Coolmax SATA Combo Enclosure
|Coolmax SATA Combo Enclosure|
|Testing Performance Every-which-way|
Product: Coolmax CD-311-SATA Combo Enclosure
Provided By: HowdyDuty
Price: MSRP $49.99 USD
Ever hear that ticking sound emminating from your case? What's the first thing that comes to mind? No, it's not your wife / girlfriend tapping their fingernails on your case trying to tell you to get off the computer and do some housework. It's the sound of a hard drive crashing! Once you start hearing this noise typically time is not on your side. I rushed out to purchase the next biggest drive size (300GB) to attempt a backup up my WD250. Oddly enough, after transferring both drives to a spare system to perform the backup, the ticking stopped and the drive backed up and operated flawlessly. After some quick diagnostics in my main system, I saw my 12 volt rail dropping to about 10.5 volts. After hooking the 'failing' drive back up to my main system and replacing the PSU everything was great! Now what do I do with a spare 300GB drive?
I certainly didn't have enough room in my case to mount it, so why not put it in an enclosure for backups and huge portable storage? The unit that stood out from the rest was the Coolmax SATA Combo Enclosure.
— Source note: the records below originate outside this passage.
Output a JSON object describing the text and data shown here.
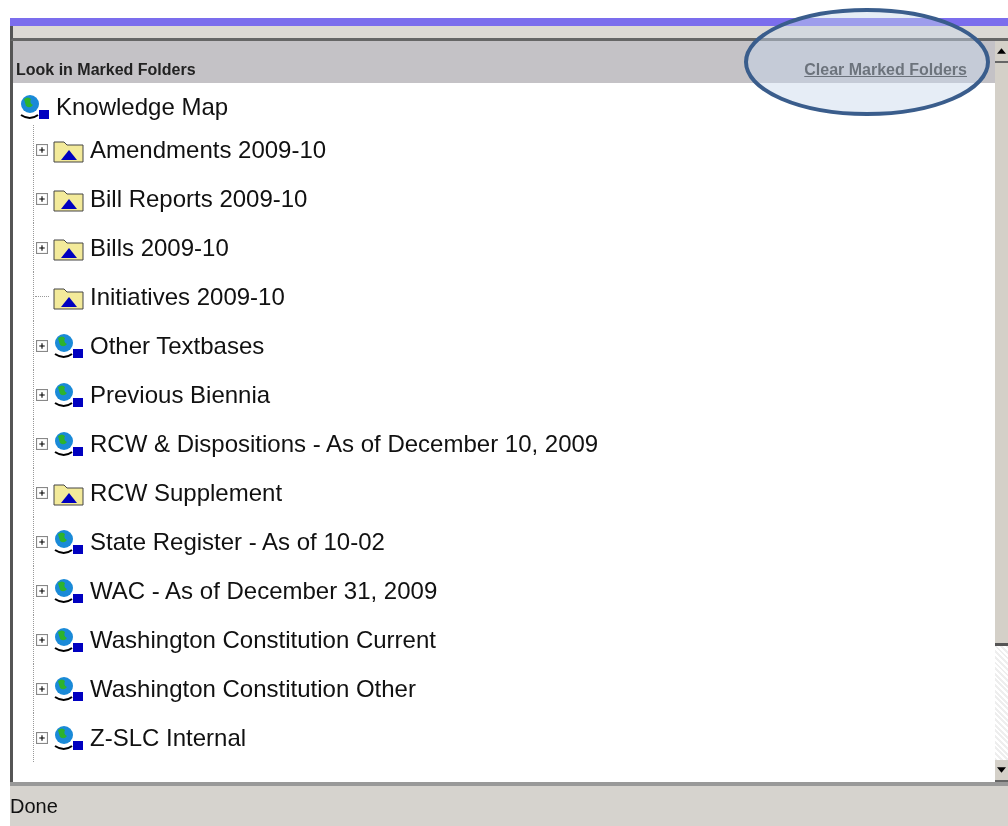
{
  "header": {
    "title": "Look in Marked Folders",
    "clear_link": "Clear Marked Folders"
  },
  "tree": {
    "root": {
      "label": "Knowledge Map",
      "kind": "globe"
    },
    "children": [
      {
        "label": "Amendments 2009-10",
        "kind": "folder",
        "expander": true
      },
      {
        "label": "Bill Reports 2009-10",
        "kind": "folder",
        "expander": true
      },
      {
        "label": "Bills 2009-10",
        "kind": "folder",
        "expander": true
      },
      {
        "label": "Initiatives 2009-10",
        "kind": "folder",
        "expander": false
      },
      {
        "label": "Other Textbases",
        "kind": "globe",
        "expander": true
      },
      {
        "label": "Previous Biennia",
        "kind": "globe",
        "expander": true
      },
      {
        "label": "RCW & Dispositions - As of December 10, 2009",
        "kind": "globe",
        "expander": true
      },
      {
        "label": "RCW Supplement",
        "kind": "folder",
        "expander": true
      },
      {
        "label": "State Register - As of 10-02",
        "kind": "globe",
        "expander": true
      },
      {
        "label": "WAC - As of December 31, 2009",
        "kind": "globe",
        "expander": true
      },
      {
        "label": "Washington Constitution Current",
        "kind": "globe",
        "expander": true
      },
      {
        "label": "Washington Constitution Other",
        "kind": "globe",
        "expander": true
      },
      {
        "label": "Z-SLC Internal",
        "kind": "globe",
        "expander": true
      }
    ]
  },
  "status_bar": {
    "text": "Done"
  }
}
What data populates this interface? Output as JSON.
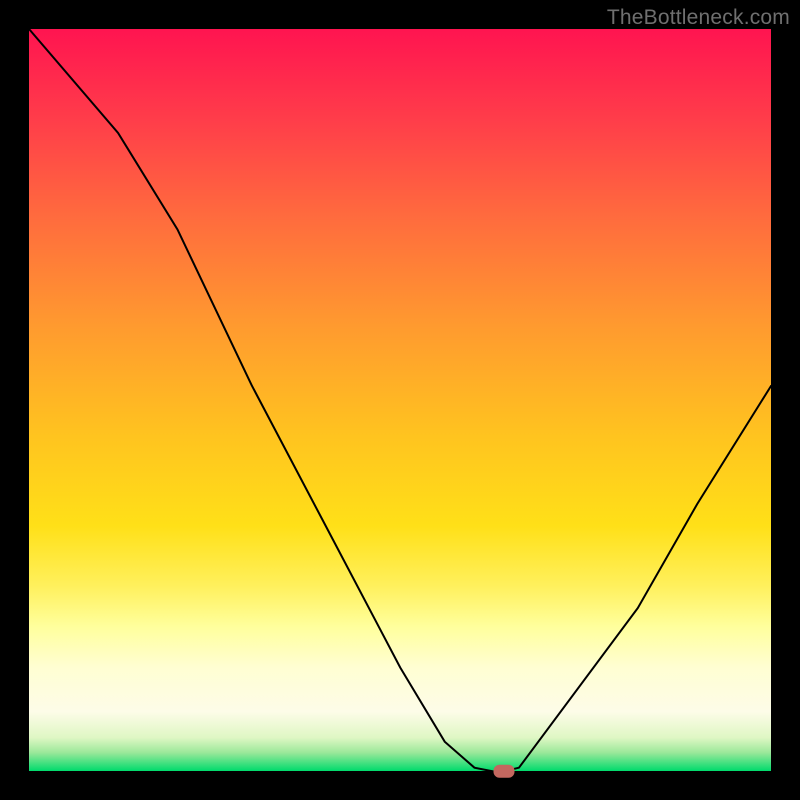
{
  "watermark": "TheBottleneck.com",
  "chart_data": {
    "type": "line",
    "title": "",
    "xlabel": "",
    "ylabel": "",
    "xlim": [
      0,
      100
    ],
    "ylim": [
      0,
      100
    ],
    "series": [
      {
        "name": "curve",
        "x": [
          0,
          12,
          20,
          30,
          40,
          50,
          56,
          60,
          62.5,
          64,
          66,
          82,
          90,
          100
        ],
        "values": [
          100,
          86,
          73,
          52,
          33,
          14,
          4,
          0.5,
          0,
          0,
          0.5,
          22,
          36,
          52
        ]
      }
    ],
    "marker": {
      "x": 64,
      "y": 0,
      "color": "#c3675f"
    },
    "gradient_stops": [
      {
        "pos": 0.0,
        "color": "#ff1450"
      },
      {
        "pos": 0.12,
        "color": "#ff3c4a"
      },
      {
        "pos": 0.25,
        "color": "#ff6a3e"
      },
      {
        "pos": 0.4,
        "color": "#ff9a2f"
      },
      {
        "pos": 0.55,
        "color": "#ffc41f"
      },
      {
        "pos": 0.67,
        "color": "#ffe018"
      },
      {
        "pos": 0.75,
        "color": "#fff05c"
      },
      {
        "pos": 0.805,
        "color": "#ffff9c"
      },
      {
        "pos": 0.86,
        "color": "#fffed2"
      },
      {
        "pos": 0.92,
        "color": "#fdfce8"
      },
      {
        "pos": 0.955,
        "color": "#dff7c4"
      },
      {
        "pos": 0.975,
        "color": "#9ce89a"
      },
      {
        "pos": 1.0,
        "color": "#00db6c"
      }
    ]
  }
}
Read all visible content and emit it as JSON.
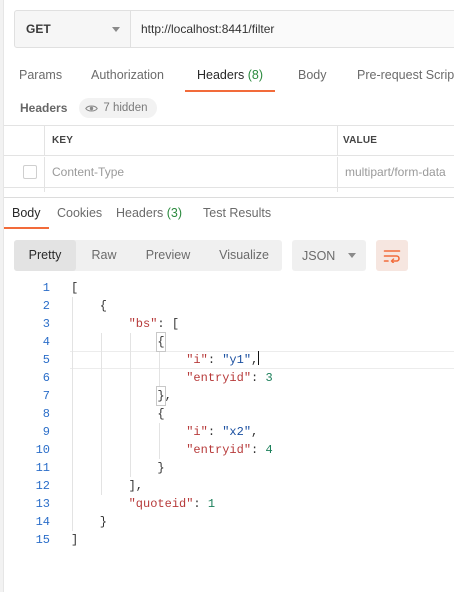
{
  "request": {
    "method": "GET",
    "url": "http://localhost:8441/filter"
  },
  "request_tabs": [
    {
      "label": "Params"
    },
    {
      "label": "Authorization"
    },
    {
      "label": "Headers ",
      "count": "(8)"
    },
    {
      "label": "Body"
    },
    {
      "label": "Pre-request Script"
    }
  ],
  "headers_section": {
    "title": "Headers",
    "hidden_label": "7 hidden"
  },
  "headers_table": {
    "columns": [
      "KEY",
      "VALUE"
    ],
    "rows": [
      {
        "key": "Content-Type",
        "value": "multipart/form-data"
      }
    ]
  },
  "response_tabs": [
    {
      "label": "Body"
    },
    {
      "label": "Cookies"
    },
    {
      "label": "Headers ",
      "count": "(3)"
    },
    {
      "label": "Test Results"
    }
  ],
  "view_modes": [
    "Pretty",
    "Raw",
    "Preview",
    "Visualize"
  ],
  "format": "JSON",
  "code_lines": [
    {
      "n": "1",
      "tokens": [
        [
          "p",
          "["
        ]
      ]
    },
    {
      "n": "2",
      "tokens": [
        [
          "p",
          "    {"
        ]
      ]
    },
    {
      "n": "3",
      "tokens": [
        [
          "p",
          "        "
        ],
        [
          "k",
          "\"bs\""
        ],
        [
          "p",
          ": ["
        ]
      ]
    },
    {
      "n": "4",
      "tokens": [
        [
          "p",
          "            "
        ],
        [
          "b",
          "{"
        ]
      ]
    },
    {
      "n": "5",
      "tokens": [
        [
          "p",
          "                "
        ],
        [
          "k",
          "\"i\""
        ],
        [
          "p",
          ": "
        ],
        [
          "s",
          "\"y1\""
        ],
        [
          "p",
          ","
        ],
        [
          "c",
          ""
        ]
      ]
    },
    {
      "n": "6",
      "tokens": [
        [
          "p",
          "                "
        ],
        [
          "k",
          "\"entryid\""
        ],
        [
          "p",
          ": "
        ],
        [
          "n",
          "3"
        ]
      ]
    },
    {
      "n": "7",
      "tokens": [
        [
          "p",
          "            "
        ],
        [
          "b",
          "}"
        ],
        [
          "p",
          ","
        ]
      ]
    },
    {
      "n": "8",
      "tokens": [
        [
          "p",
          "            {"
        ]
      ]
    },
    {
      "n": "9",
      "tokens": [
        [
          "p",
          "                "
        ],
        [
          "k",
          "\"i\""
        ],
        [
          "p",
          ": "
        ],
        [
          "s",
          "\"x2\""
        ],
        [
          "p",
          ","
        ]
      ]
    },
    {
      "n": "10",
      "tokens": [
        [
          "p",
          "                "
        ],
        [
          "k",
          "\"entryid\""
        ],
        [
          "p",
          ": "
        ],
        [
          "n",
          "4"
        ]
      ]
    },
    {
      "n": "11",
      "tokens": [
        [
          "p",
          "            }"
        ]
      ]
    },
    {
      "n": "12",
      "tokens": [
        [
          "p",
          "        ],"
        ]
      ]
    },
    {
      "n": "13",
      "tokens": [
        [
          "p",
          "        "
        ],
        [
          "k",
          "\"quoteid\""
        ],
        [
          "p",
          ": "
        ],
        [
          "n",
          "1"
        ]
      ]
    },
    {
      "n": "14",
      "tokens": [
        [
          "p",
          "    }"
        ]
      ]
    },
    {
      "n": "15",
      "tokens": [
        [
          "p",
          "]"
        ]
      ]
    }
  ],
  "colors": {
    "accent": "#f26b3a",
    "count": "#2b8a3e",
    "line_number": "#2b6ec9",
    "json_key": "#b73a3a",
    "json_string": "#1a4fa0",
    "json_number": "#1b7f5a"
  },
  "icons": {
    "method_dropdown": "chevron-down-icon",
    "hidden_headers": "eye-icon",
    "format_dropdown": "chevron-down-icon",
    "wrap": "wrap-lines-icon"
  }
}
This aluminum enclosure sports three, count 'em three different methods of connecting the enclosure to your PC. USB2, firewire, and Gen 1 SATA are your choices. That should be enough connections for almost anybody. The only way you could make this enclosure better would be to upgrade the firewire to firewire2, and possibly add network connectivity.
Everything is included to get you together and running in no time. All three cables are included, a power adapter, power cable, the enclosure itself, and even a little screwdriver! The SATA connector and cable are standard and not the e-SATA connector. This doesn't bother me in the least, but it might be a negative to some. Here's a shot of the contents:
Let's take a look inside this beast. All the connections are supplied inside the enclosure for either a regular IDE drive or a SATA drive. It is recommended to remove the IDE cable if using SATA, but it'll all fit with a little finess. It's definitly a snug fit mounting the drive, but it'd rather have it snug and secure than loose.
Finishing the install was a snap. The top half interlocks with the bottom half on the sides and slides shut. Four screws on the connector end hold the two halves from sliding apart. In addition to that, four hard rubber feet wrap around from the top to the bottom with tabs that insert into the case for added durability.
And of course, the best part of the enclosure...
On to the benchmarks...